External factors are the major risk factors in the causation of cluster postoperative endophthalmitis. There have been various reports from all over the world describing bacterial as well as fungal postoperative cluster endophthalmitis. Defects in sterlisation of instruments, contamination of tap water, multiple dose fluids and drugs have been held responsible for bacterial cluster postoperative endophthalmitis. Fungal cluster postoperative endophthalmitis has been reported after contaminated irrigating solutions, IOLs, viscoelastics, improper ventilation system, poor OT hygiene and even after hospital construction activity. To prevent the occurrence of these cluster infections, we have to remain on guard for any breach in infection control measures, use standardized irrigating solutions and drugs.
The prognosis in postoperative endophthalmitis depends on the virulence of the microorganisms and early intervention. For early recognition of postoperative infection, frequent postoperative follow up at 24 hours, 72 hour and 7 days is necessary. Every follow up examination comprises of recording visual acuity, slit lamp biomicroscopic examination and looking for media clarity. After the clinical diagnosis of endophthalmitis is made, the further management depends on the presenting visual acuity and the microbiological spectrum.
EVS, the largest multicentric trial on post operative endophthalmitis did not include the cases of fungal endophthalmitis. The microbiological spectrum as per the EVS was different from the microbiological spectrum found in our setup where we have higher incidence of fungal and gram negative endophthalmitis. The reported Indian figures show gram negative bacteria to account for 20% of the culture positive cases as against the incidence of 6% reported by EVS. Fungal endophthalmitis comprised of 16.7% of the culture positive cases.
As per the EVS guidelines, the eyes with visual acuity of hand motions or better are subjected to vitreous tap and intravitreal broad spectrum antibiotics. Vitreous sample is immediately subjected to gram stain, KOH and calcoflour smear. The sample is also innoculated on blood agar, chocolate agar, liquid agar and Sabauraud’s dextrose agar. We prefer to use Vancomycin 1 mg/0.1ml and Ceftazidime 2.25mg/0.1ml because 94% of the culture positive cases are caused by gram positive organisms which are 100% sensitive to Vancomycin and 6% of culture positive cases are by gram negative group of organisms which are 90% sensitive to Ceftazidime. Systemic antibiotics are not recommended in cases of acute bacterial postoperative endophthalmitis. The indications for pars plana vitrectomy are visual acuity of light perception at presentation, deterioration or no improvement despite intravitreal antibiotics, delayed onset endophthalmitis or fungal endophthalmitis. The protocol for managing fungal endophthalmitis is pars plana vitrectomy, intravitreal amphotericin B 5ug and systemic antifungals.

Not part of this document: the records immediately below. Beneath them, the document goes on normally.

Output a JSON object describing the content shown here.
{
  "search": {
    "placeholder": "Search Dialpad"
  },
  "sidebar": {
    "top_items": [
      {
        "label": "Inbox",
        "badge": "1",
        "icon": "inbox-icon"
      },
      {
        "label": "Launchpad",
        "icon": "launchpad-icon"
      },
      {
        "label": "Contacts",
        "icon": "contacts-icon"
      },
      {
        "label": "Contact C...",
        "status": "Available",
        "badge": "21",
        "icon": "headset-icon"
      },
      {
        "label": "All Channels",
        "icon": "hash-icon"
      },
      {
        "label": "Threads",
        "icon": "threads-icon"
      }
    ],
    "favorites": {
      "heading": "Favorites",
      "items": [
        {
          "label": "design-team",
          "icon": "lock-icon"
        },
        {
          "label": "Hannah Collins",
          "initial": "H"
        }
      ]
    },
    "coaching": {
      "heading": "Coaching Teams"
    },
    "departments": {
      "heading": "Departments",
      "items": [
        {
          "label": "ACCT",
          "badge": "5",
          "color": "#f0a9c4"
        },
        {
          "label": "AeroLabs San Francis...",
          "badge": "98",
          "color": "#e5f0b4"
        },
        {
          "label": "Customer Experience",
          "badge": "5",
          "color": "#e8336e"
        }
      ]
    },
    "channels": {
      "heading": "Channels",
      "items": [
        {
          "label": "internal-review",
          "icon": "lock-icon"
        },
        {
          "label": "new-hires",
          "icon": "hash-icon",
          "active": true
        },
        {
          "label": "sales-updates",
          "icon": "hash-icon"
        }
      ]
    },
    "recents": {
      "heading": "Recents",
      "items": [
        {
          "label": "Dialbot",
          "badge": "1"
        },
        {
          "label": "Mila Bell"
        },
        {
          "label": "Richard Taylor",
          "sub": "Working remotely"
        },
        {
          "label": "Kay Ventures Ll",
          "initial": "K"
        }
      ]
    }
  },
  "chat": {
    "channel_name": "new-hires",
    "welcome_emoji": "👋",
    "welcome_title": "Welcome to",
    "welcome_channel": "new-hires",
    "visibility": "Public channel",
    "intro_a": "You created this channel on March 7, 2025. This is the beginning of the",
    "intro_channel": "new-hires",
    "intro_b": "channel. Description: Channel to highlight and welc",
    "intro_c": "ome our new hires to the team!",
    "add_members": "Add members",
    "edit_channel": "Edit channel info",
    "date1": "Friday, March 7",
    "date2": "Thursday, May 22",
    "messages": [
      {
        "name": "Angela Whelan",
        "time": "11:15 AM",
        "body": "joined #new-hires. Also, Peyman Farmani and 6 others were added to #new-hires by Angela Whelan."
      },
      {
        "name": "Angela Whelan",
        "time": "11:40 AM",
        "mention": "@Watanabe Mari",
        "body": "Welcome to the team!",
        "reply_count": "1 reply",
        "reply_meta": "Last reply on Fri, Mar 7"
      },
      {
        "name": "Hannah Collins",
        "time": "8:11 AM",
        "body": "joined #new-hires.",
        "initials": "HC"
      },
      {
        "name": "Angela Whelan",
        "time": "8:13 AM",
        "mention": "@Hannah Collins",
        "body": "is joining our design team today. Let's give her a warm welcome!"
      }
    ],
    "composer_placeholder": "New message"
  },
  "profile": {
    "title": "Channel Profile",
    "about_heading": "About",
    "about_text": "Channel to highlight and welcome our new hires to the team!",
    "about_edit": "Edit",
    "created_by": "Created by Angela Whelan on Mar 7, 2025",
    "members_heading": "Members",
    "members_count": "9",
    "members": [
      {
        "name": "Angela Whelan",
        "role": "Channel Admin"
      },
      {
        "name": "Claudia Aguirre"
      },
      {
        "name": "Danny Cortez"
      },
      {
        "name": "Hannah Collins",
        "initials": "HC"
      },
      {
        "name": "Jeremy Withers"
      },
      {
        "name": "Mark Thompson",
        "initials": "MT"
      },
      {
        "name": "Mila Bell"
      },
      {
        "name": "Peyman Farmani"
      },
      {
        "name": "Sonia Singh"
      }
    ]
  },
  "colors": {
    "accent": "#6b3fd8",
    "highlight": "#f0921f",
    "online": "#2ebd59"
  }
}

The precautions while performing pars plana vitrectomy in endophthalmitis are the use of 6mm infusion cannula, clearing AC hypopyon and exudative membrane, collection of undiluted vitreous sample from midvitreous cavity, aiming to clear only core vitreous and IOL explantation only in cases of gross infection.
In our setup, post operative infections commonly occur in clusters. We see more of gram negative organisms and fungi. And different microbiological spectrum mandates pars plana vitrectomy in majority of your patients. The microbiology is suggestive of contaminated solutions as an important cause of post operative endophthalmitis in our setup. We should remain vigilant and follow standardized surgical protocols. Prompt and aggressive therapeutic interventions are required. In the least, intravitreal antibiotics should be given and the patient should be referred to vitreo-retinal services for subsequent management.
Prof. Amod Gupta
Professor and Head, Dept. of Ophthalmology,